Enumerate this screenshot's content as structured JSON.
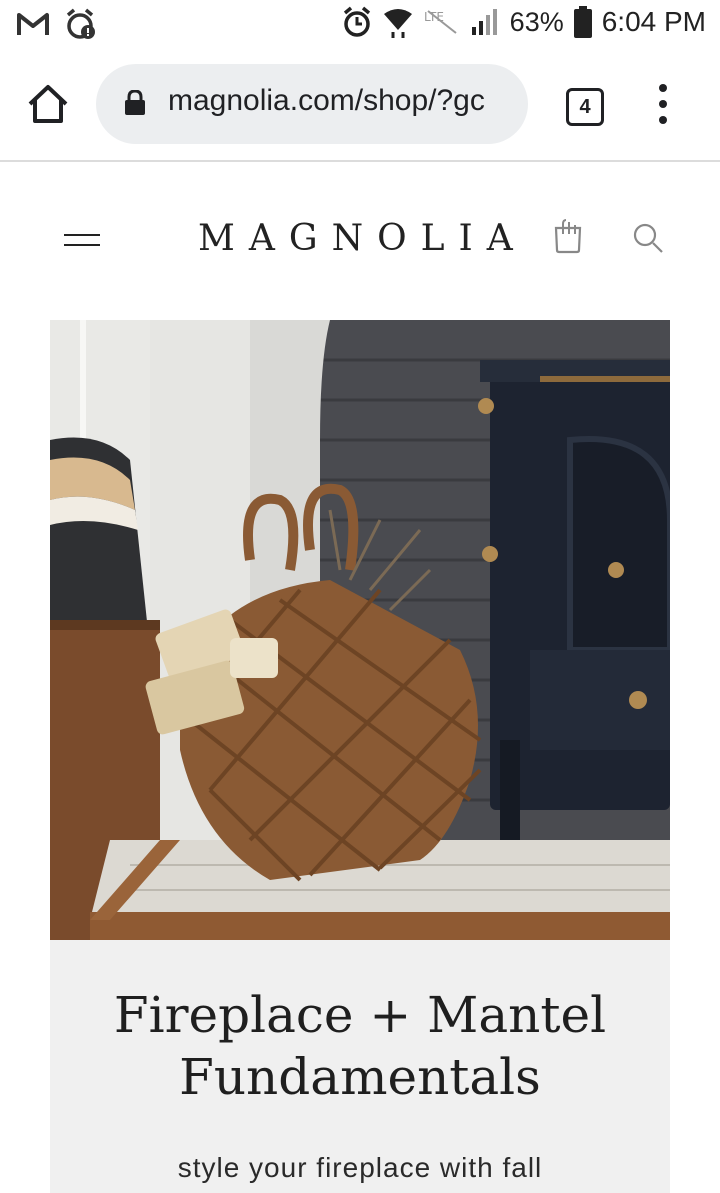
{
  "status_bar": {
    "battery_percent": "63%",
    "time": "6:04 PM",
    "icons": [
      "gmail-icon",
      "alarm-icon",
      "alarm-icon",
      "wifi-icon",
      "lte-icon",
      "signal-icon",
      "battery-icon"
    ]
  },
  "browser": {
    "url": "magnolia.com/shop/?gc",
    "tab_count": "4",
    "icons": [
      "home-icon",
      "lock-icon",
      "more-vert-icon"
    ]
  },
  "site": {
    "logo": "MAGNOLIA",
    "icons": [
      "hamburger-menu-icon",
      "cart-icon",
      "search-icon"
    ]
  },
  "hero": {
    "image_subject": "woven basket with firewood beside black wood stove"
  },
  "card": {
    "title_line1": "Fireplace + Mantel",
    "title_line2": "Fundamentals",
    "subtitle": "style your fireplace with fall"
  },
  "colors": {
    "card_background": "#f0f0f0",
    "url_pill": "#eceef0",
    "text": "#202124"
  }
}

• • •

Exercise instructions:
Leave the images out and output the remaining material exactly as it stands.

Output:
Enumerate this screenshot's content as structured JSON.
{
  "status_bar": {
    "battery_percent": "63%",
    "time": "6:04 PM",
    "icons": [
      "gmail-icon",
      "alarm-icon",
      "alarm-icon",
      "wifi-icon",
      "lte-icon",
      "signal-icon",
      "battery-icon"
    ]
  },
  "browser": {
    "url": "magnolia.com/shop/?gc",
    "tab_count": "4",
    "icons": [
      "home-icon",
      "lock-icon",
      "more-vert-icon"
    ]
  },
  "site": {
    "logo": "MAGNOLIA",
    "icons": [
      "hamburger-menu-icon",
      "cart-icon",
      "search-icon"
    ]
  },
  "hero": {
    "image_subject": "woven basket with firewood beside black wood stove"
  },
  "card": {
    "title_line1": "Fireplace + Mantel",
    "title_line2": "Fundamentals",
    "subtitle": "style your fireplace with fall"
  },
  "colors": {
    "card_background": "#f0f0f0",
    "url_pill": "#eceef0",
    "text": "#202124"
  }
}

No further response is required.